Stored dataset items
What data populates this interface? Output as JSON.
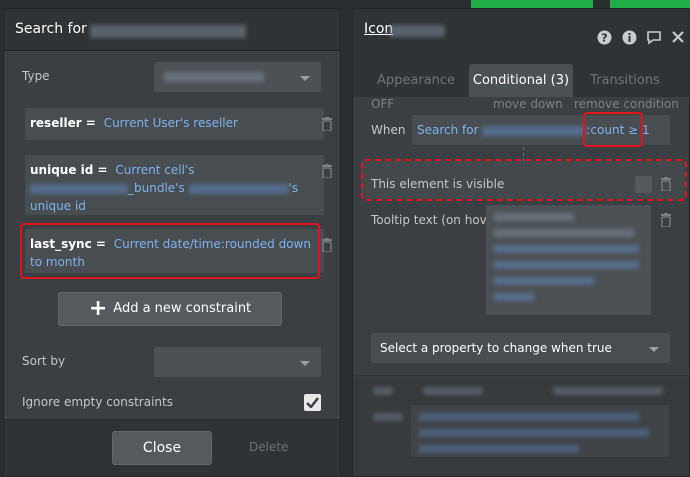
{
  "search_panel": {
    "title": "Search for",
    "type_label": "Type",
    "constraints": [
      {
        "key": "reseller =",
        "value": "Current User's reseller"
      },
      {
        "key": "unique id =",
        "value_a": "Current cell's",
        "value_b": "_bundle's",
        "value_c": "'s",
        "value_d": "unique id"
      },
      {
        "key": "last_sync =",
        "value": "Current date/time:rounded down to month"
      }
    ],
    "add_constraint_label": "Add a new constraint",
    "sort_by_label": "Sort by",
    "ignore_empty_label": "Ignore empty constraints",
    "close_label": "Close",
    "delete_label": "Delete"
  },
  "icon_panel": {
    "title": "Icon",
    "tabs": [
      {
        "label": "Appearance"
      },
      {
        "label": "Conditional (3)"
      },
      {
        "label": "Transitions"
      }
    ],
    "off_label": "OFF",
    "move_down_label": "move down",
    "remove_condition_label": "remove condition",
    "when_label": "When",
    "when_value_a": "Search for",
    "when_value_b": ":count ≥ 1",
    "visible_label": "This element is visible",
    "tooltip_label": "Tooltip text (on hove",
    "select_property_label": "Select a property to change when true"
  },
  "colors": {
    "accent_link": "#7fb3ee",
    "highlight": "#e0141a",
    "top_strip": "#1fae4a"
  }
}
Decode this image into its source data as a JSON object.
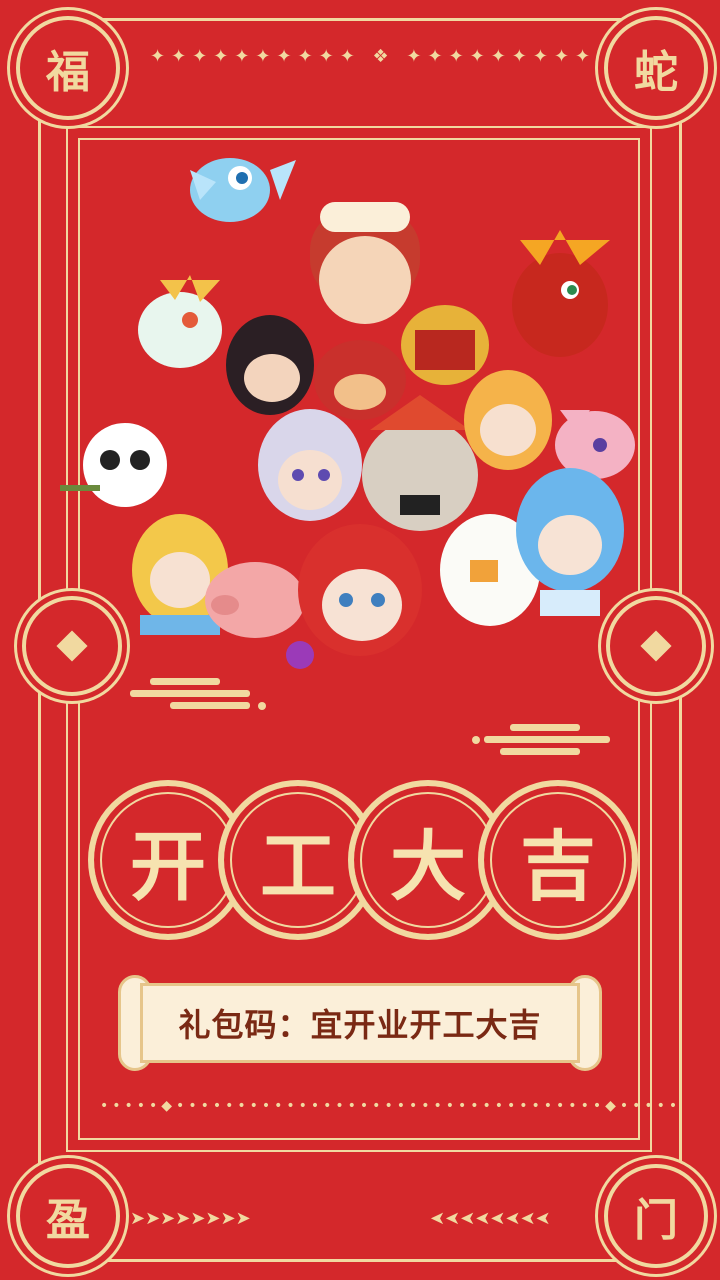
{
  "corners": {
    "top_left": "福",
    "top_right": "蛇",
    "bottom_left": "盈",
    "bottom_right": "门"
  },
  "headline": [
    "开",
    "工",
    "大",
    "吉"
  ],
  "gift_code": "礼包码：宜开业开工大吉",
  "colors": {
    "background": "#d4282b",
    "gold": "#f1d9a0",
    "scroll": "#fbefd9",
    "scroll_text": "#7a2914"
  },
  "illustration": "pixel-art-characters-group"
}
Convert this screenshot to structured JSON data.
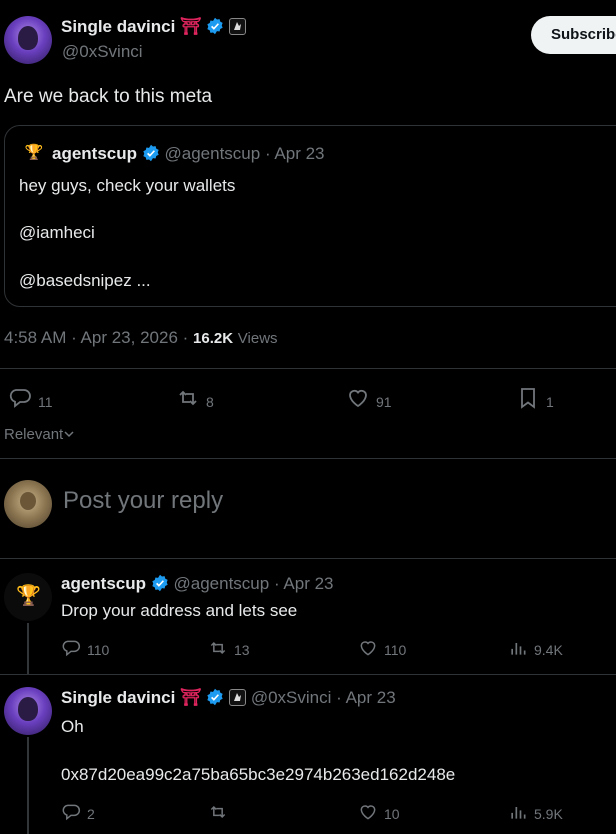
{
  "main_post": {
    "display_name": "Single davinci",
    "torii": "⛩",
    "handle": "@0xSvinci",
    "subscribe_label": "Subscribe",
    "text": "Are we back to this meta",
    "timestamp": "4:58 AM · Apr 23, 2026 · ",
    "views_count": "16.2K",
    "views_label": "Views",
    "stats": {
      "replies": "11",
      "reposts": "8",
      "likes": "91",
      "bookmarks": "1"
    }
  },
  "quoted": {
    "display_name": "agentscup",
    "handle": "@agentscup",
    "date": "· Apr 23",
    "lines": [
      "hey guys, check your wallets",
      "@iamheci",
      "@basedsnipez ..."
    ]
  },
  "sort": {
    "label": "Relevant"
  },
  "reply_box": {
    "placeholder": "Post your reply"
  },
  "replies": [
    {
      "display_name": "agentscup",
      "handle": "@agentscup",
      "date": "· Apr 23",
      "text": "Drop your address and lets see",
      "stats": {
        "replies": "110",
        "reposts": "13",
        "likes": "110",
        "views": "9.4K"
      }
    },
    {
      "display_name": "Single davinci",
      "torii": "⛩",
      "handle": "@0xSvinci",
      "date": "· Apr 23",
      "text1": "Oh",
      "text2": "0x87d20ea99c2a75ba65bc3e2974b263ed162d248e",
      "stats": {
        "replies": "2",
        "reposts": "",
        "likes": "10",
        "views": "5.9K"
      }
    }
  ],
  "colors": {
    "accent": "#1d9bf0",
    "muted": "#71767b",
    "border": "#2f3336",
    "torii": "#e0245e"
  }
}
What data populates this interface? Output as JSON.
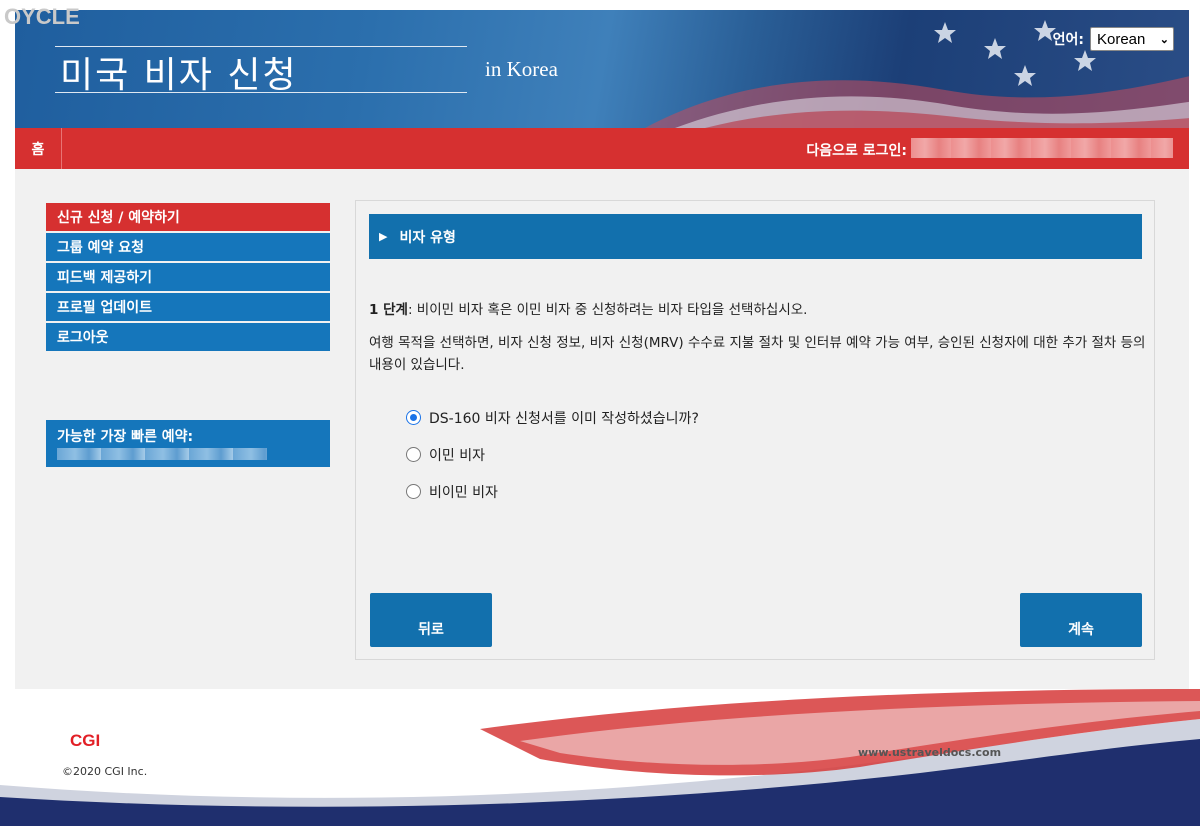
{
  "watermark": "OYCLE",
  "header": {
    "title": "미국 비자 신청",
    "subtitle": "in Korea",
    "language_label": "언어:",
    "language_value": "Korean"
  },
  "navbar": {
    "home": "홈",
    "login_label": "다음으로 로그인:"
  },
  "sidebar": {
    "items": [
      {
        "label": "신규 신청 / 예약하기",
        "active": true
      },
      {
        "label": "그룹 예약 요청",
        "active": false
      },
      {
        "label": "피드백 제공하기",
        "active": false
      },
      {
        "label": "프로필 업데이트",
        "active": false
      },
      {
        "label": "로그아웃",
        "active": false
      }
    ],
    "earliest_label": "가능한 가장 빠른 예약:"
  },
  "panel": {
    "title": "비자 유형",
    "step_label": "1 단계",
    "step_text": ": 비이민 비자 혹은 이민 비자 중 신청하려는 비자 타입을 선택하십시오.",
    "description": "여행 목적을 선택하면, 비자 신청 정보, 비자 신청(MRV) 수수료 지불 절차 및 인터뷰 예약 가능 여부, 승인된 신청자에 대한 추가 절차 등의 내용이 있습니다.",
    "options": [
      {
        "label": "DS-160 비자 신청서를 이미 작성하셨습니까?",
        "checked": true
      },
      {
        "label": "이민 비자",
        "checked": false
      },
      {
        "label": "비이민 비자",
        "checked": false
      }
    ],
    "back_label": "뒤로",
    "continue_label": "계속"
  },
  "footer": {
    "logo": "CGI",
    "copyright": "©2020 CGI Inc.",
    "site": "www.ustraveldocs.com"
  },
  "colors": {
    "nav_red": "#d63030",
    "accent_blue": "#1270ad",
    "sidebar_blue": "#1576bb"
  }
}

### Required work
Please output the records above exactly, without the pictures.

### Completed task
What data populates this interface? Output as JSON.
{
  "search_panel": {
    "title": "Search for",
    "type_label": "Type",
    "constraints": [
      {
        "key": "reseller =",
        "value": "Current User's reseller"
      },
      {
        "key": "unique id =",
        "value_a": "Current cell's",
        "value_b": "_bundle's",
        "value_c": "'s",
        "value_d": "unique id"
      },
      {
        "key": "last_sync =",
        "value": "Current date/time:rounded down to month"
      }
    ],
    "add_constraint_label": "Add a new constraint",
    "sort_by_label": "Sort by",
    "ignore_empty_label": "Ignore empty constraints",
    "close_label": "Close",
    "delete_label": "Delete"
  },
  "icon_panel": {
    "title": "Icon",
    "tabs": [
      {
        "label": "Appearance"
      },
      {
        "label": "Conditional (3)"
      },
      {
        "label": "Transitions"
      }
    ],
    "off_label": "OFF",
    "move_down_label": "move down",
    "remove_condition_label": "remove condition",
    "when_label": "When",
    "when_value_a": "Search for",
    "when_value_b": ":count ≥ 1",
    "visible_label": "This element is visible",
    "tooltip_label": "Tooltip text (on hove",
    "select_property_label": "Select a property to change when true"
  },
  "colors": {
    "accent_link": "#7fb3ee",
    "highlight": "#e0141a",
    "top_strip": "#1fae4a"
  }
}
Decode this image into its source data as a JSON object.
{
  "corners": {
    "top_left": "福",
    "top_right": "蛇",
    "bottom_left": "盈",
    "bottom_right": "门"
  },
  "headline": [
    "开",
    "工",
    "大",
    "吉"
  ],
  "gift_code": "礼包码：宜开业开工大吉",
  "colors": {
    "background": "#d4282b",
    "gold": "#f1d9a0",
    "scroll": "#fbefd9",
    "scroll_text": "#7a2914"
  },
  "illustration": "pixel-art-characters-group"
}
Convert this screenshot to structured JSON data.
{
  "main_post": {
    "display_name": "Single davinci",
    "torii": "⛩",
    "handle": "@0xSvinci",
    "subscribe_label": "Subscribe",
    "text": "Are we back to this meta",
    "timestamp": "4:58 AM · Apr 23, 2026 · ",
    "views_count": "16.2K",
    "views_label": "Views",
    "stats": {
      "replies": "11",
      "reposts": "8",
      "likes": "91",
      "bookmarks": "1"
    }
  },
  "quoted": {
    "display_name": "agentscup",
    "handle": "@agentscup",
    "date": "· Apr 23",
    "lines": [
      "hey guys, check your wallets",
      "@iamheci",
      "@basedsnipez ..."
    ]
  },
  "sort": {
    "label": "Relevant"
  },
  "reply_box": {
    "placeholder": "Post your reply"
  },
  "replies": [
    {
      "display_name": "agentscup",
      "handle": "@agentscup",
      "date": "· Apr 23",
      "text": "Drop your address and lets see",
      "stats": {
        "replies": "110",
        "reposts": "13",
        "likes": "110",
        "views": "9.4K"
      }
    },
    {
      "display_name": "Single davinci",
      "torii": "⛩",
      "handle": "@0xSvinci",
      "date": "· Apr 23",
      "text1": "Oh",
      "text2": "0x87d20ea99c2a75ba65bc3e2974b263ed162d248e",
      "stats": {
        "replies": "2",
        "reposts": "",
        "likes": "10",
        "views": "5.9K"
      }
    }
  ],
  "colors": {
    "accent": "#1d9bf0",
    "muted": "#71767b",
    "border": "#2f3336",
    "torii": "#e0245e"
  }
}
What data populates this interface? Output as JSON.
{
  "watermark": "OYCLE",
  "header": {
    "title": "미국 비자 신청",
    "subtitle": "in Korea",
    "language_label": "언어:",
    "language_value": "Korean"
  },
  "navbar": {
    "home": "홈",
    "login_label": "다음으로 로그인:"
  },
  "sidebar": {
    "items": [
      {
        "label": "신규 신청 / 예약하기",
        "active": true
      },
      {
        "label": "그룹 예약 요청",
        "active": false
      },
      {
        "label": "피드백 제공하기",
        "active": false
      },
      {
        "label": "프로필 업데이트",
        "active": false
      },
      {
        "label": "로그아웃",
        "active": false
      }
    ],
    "earliest_label": "가능한 가장 빠른 예약:"
  },
  "panel": {
    "title": "비자 유형",
    "step_label": "1 단계",
    "step_text": ": 비이민 비자 혹은 이민 비자 중 신청하려는 비자 타입을 선택하십시오.",
    "description": "여행 목적을 선택하면, 비자 신청 정보, 비자 신청(MRV) 수수료 지불 절차 및 인터뷰 예약 가능 여부, 승인된 신청자에 대한 추가 절차 등의 내용이 있습니다.",
    "options": [
      {
        "label": "DS-160 비자 신청서를 이미 작성하셨습니까?",
        "checked": true
      },
      {
        "label": "이민 비자",
        "checked": false
      },
      {
        "label": "비이민 비자",
        "checked": false
      }
    ],
    "back_label": "뒤로",
    "continue_label": "계속"
  },
  "footer": {
    "logo": "CGI",
    "copyright": "©2020 CGI Inc.",
    "site": "www.ustraveldocs.com"
  },
  "colors": {
    "nav_red": "#d63030",
    "accent_blue": "#1270ad",
    "sidebar_blue": "#1576bb"
  }
}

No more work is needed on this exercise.